Problem:
Write out the whole listing word for word.

::::

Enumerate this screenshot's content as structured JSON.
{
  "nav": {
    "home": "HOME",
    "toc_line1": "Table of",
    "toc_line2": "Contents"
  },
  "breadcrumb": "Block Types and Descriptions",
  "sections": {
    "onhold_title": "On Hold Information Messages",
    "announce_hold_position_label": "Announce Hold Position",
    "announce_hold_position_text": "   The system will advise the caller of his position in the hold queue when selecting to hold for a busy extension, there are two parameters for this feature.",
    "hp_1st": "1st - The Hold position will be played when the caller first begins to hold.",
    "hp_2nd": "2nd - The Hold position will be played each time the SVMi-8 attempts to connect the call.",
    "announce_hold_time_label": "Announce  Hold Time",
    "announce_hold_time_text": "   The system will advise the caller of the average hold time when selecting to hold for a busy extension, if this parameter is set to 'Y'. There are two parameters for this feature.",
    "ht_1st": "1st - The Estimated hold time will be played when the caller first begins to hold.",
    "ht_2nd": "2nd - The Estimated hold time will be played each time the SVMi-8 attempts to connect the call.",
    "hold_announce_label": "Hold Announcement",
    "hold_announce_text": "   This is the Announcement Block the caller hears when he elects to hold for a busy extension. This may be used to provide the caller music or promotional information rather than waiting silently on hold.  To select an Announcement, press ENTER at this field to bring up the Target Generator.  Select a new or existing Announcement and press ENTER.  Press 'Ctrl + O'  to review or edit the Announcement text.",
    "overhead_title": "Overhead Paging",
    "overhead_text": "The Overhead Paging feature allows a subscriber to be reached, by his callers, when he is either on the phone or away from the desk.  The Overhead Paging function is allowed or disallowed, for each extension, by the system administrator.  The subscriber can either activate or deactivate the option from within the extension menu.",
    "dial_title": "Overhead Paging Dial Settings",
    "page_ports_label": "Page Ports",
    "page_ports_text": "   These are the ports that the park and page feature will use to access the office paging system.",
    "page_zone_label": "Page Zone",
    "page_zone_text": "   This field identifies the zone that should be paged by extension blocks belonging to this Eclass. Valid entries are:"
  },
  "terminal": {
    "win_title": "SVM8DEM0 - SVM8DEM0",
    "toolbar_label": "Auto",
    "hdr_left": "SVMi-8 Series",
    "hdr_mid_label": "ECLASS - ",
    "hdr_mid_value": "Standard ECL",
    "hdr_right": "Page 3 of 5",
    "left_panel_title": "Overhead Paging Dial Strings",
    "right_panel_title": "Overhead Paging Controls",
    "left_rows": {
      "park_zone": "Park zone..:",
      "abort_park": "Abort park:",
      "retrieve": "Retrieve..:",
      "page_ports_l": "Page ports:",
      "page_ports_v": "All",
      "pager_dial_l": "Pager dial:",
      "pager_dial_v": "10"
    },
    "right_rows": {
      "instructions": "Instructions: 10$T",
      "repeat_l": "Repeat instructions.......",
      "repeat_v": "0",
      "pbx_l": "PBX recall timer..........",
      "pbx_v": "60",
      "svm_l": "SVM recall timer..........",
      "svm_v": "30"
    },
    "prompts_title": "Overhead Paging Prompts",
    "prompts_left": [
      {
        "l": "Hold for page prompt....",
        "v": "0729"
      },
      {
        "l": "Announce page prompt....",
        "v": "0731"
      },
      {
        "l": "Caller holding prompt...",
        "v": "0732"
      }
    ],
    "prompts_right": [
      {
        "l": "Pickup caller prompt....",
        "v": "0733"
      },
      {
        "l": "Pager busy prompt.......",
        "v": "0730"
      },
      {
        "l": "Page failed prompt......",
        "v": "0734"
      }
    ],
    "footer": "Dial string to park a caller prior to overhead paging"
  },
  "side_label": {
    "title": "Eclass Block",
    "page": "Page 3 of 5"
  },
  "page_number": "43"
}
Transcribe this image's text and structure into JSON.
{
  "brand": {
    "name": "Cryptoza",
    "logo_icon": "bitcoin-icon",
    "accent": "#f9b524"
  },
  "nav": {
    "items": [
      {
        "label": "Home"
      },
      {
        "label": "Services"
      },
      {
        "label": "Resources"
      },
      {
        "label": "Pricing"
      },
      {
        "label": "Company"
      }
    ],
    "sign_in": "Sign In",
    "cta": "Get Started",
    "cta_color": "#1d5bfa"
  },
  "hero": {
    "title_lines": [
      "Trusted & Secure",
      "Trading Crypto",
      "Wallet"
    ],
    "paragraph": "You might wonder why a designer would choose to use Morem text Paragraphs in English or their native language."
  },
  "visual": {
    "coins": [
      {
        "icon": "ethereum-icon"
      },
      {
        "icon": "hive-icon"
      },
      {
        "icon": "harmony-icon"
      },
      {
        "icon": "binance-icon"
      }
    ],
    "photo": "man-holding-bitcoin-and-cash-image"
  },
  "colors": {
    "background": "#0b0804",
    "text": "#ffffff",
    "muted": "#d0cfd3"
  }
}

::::

Task output:
Enumerate this screenshot's content as structured JSON.
{
  "nav": {
    "home": "HOME",
    "toc_line1": "Table of",
    "toc_line2": "Contents"
  },
  "breadcrumb": "Block Types and Descriptions",
  "sections": {
    "onhold_title": "On Hold Information Messages",
    "announce_hold_position_label": "Announce Hold Position",
    "announce_hold_position_text": "   The system will advise the caller of his position in the hold queue when selecting to hold for a busy extension, there are two parameters for this feature.",
    "hp_1st": "1st - The Hold position will be played when the caller first begins to hold.",
    "hp_2nd": "2nd - The Hold position will be played each time the SVMi-8 attempts to connect the call.",
    "announce_hold_time_label": "Announce  Hold Time",
    "announce_hold_time_text": "   The system will advise the caller of the average hold time when selecting to hold for a busy extension, if this parameter is set to 'Y'. There are two parameters for this feature.",
    "ht_1st": "1st - The Estimated hold time will be played when the caller first begins to hold.",
    "ht_2nd": "2nd - The Estimated hold time will be played each time the SVMi-8 attempts to connect the call.",
    "hold_announce_label": "Hold Announcement",
    "hold_announce_text": "   This is the Announcement Block the caller hears when he elects to hold for a busy extension. This may be used to provide the caller music or promotional information rather than waiting silently on hold.  To select an Announcement, press ENTER at this field to bring up the Target Generator.  Select a new or existing Announcement and press ENTER.  Press 'Ctrl + O'  to review or edit the Announcement text.",
    "overhead_title": "Overhead Paging",
    "overhead_text": "The Overhead Paging feature allows a subscriber to be reached, by his callers, when he is either on the phone or away from the desk.  The Overhead Paging function is allowed or disallowed, for each extension, by the system administrator.  The subscriber can either activate or deactivate the option from within the extension menu.",
    "dial_title": "Overhead Paging Dial Settings",
    "page_ports_label": "Page Ports",
    "page_ports_text": "   These are the ports that the park and page feature will use to access the office paging system.",
    "page_zone_label": "Page Zone",
    "page_zone_text": "   This field identifies the zone that should be paged by extension blocks belonging to this Eclass. Valid entries are:"
  },
  "terminal": {
    "win_title": "SVM8DEM0 - SVM8DEM0",
    "toolbar_label": "Auto",
    "hdr_left": "SVMi-8 Series",
    "hdr_mid_label": "ECLASS - ",
    "hdr_mid_value": "Standard ECL",
    "hdr_right": "Page 3 of 5",
    "left_panel_title": "Overhead Paging Dial Strings",
    "right_panel_title": "Overhead Paging Controls",
    "left_rows": {
      "park_zone": "Park zone..:",
      "abort_park": "Abort park:",
      "retrieve": "Retrieve..:",
      "page_ports_l": "Page ports:",
      "page_ports_v": "All",
      "pager_dial_l": "Pager dial:",
      "pager_dial_v": "10"
    },
    "right_rows": {
      "instructions": "Instructions: 10$T",
      "repeat_l": "Repeat instructions.......",
      "repeat_v": "0",
      "pbx_l": "PBX recall timer..........",
      "pbx_v": "60",
      "svm_l": "SVM recall timer..........",
      "svm_v": "30"
    },
    "prompts_title": "Overhead Paging Prompts",
    "prompts_left": [
      {
        "l": "Hold for page prompt....",
        "v": "0729"
      },
      {
        "l": "Announce page prompt....",
        "v": "0731"
      },
      {
        "l": "Caller holding prompt...",
        "v": "0732"
      }
    ],
    "prompts_right": [
      {
        "l": "Pickup caller prompt....",
        "v": "0733"
      },
      {
        "l": "Pager busy prompt.......",
        "v": "0730"
      },
      {
        "l": "Page failed prompt......",
        "v": "0734"
      }
    ],
    "footer": "Dial string to park a caller prior to overhead paging"
  },
  "side_label": {
    "title": "Eclass Block",
    "page": "Page 3 of 5"
  },
  "page_number": "43"
}
Transcribe this image's text and structure into JSON.
{
  "brand": {
    "name": "Cryptoza",
    "logo_icon": "bitcoin-icon",
    "accent": "#f9b524"
  },
  "nav": {
    "items": [
      {
        "label": "Home"
      },
      {
        "label": "Services"
      },
      {
        "label": "Resources"
      },
      {
        "label": "Pricing"
      },
      {
        "label": "Company"
      }
    ],
    "sign_in": "Sign In",
    "cta": "Get Started",
    "cta_color": "#1d5bfa"
  },
  "hero": {
    "title_lines": [
      "Trusted & Secure",
      "Trading Crypto",
      "Wallet"
    ],
    "paragraph": "You might wonder why a designer would choose to use Morem text Paragraphs in English or their native language."
  },
  "visual": {
    "coins": [
      {
        "icon": "ethereum-icon"
      },
      {
        "icon": "hive-icon"
      },
      {
        "icon": "harmony-icon"
      },
      {
        "icon": "binance-icon"
      }
    ],
    "photo": "man-holding-bitcoin-and-cash-image"
  },
  "colors": {
    "background": "#0b0804",
    "text": "#ffffff",
    "muted": "#d0cfd3"
  }
}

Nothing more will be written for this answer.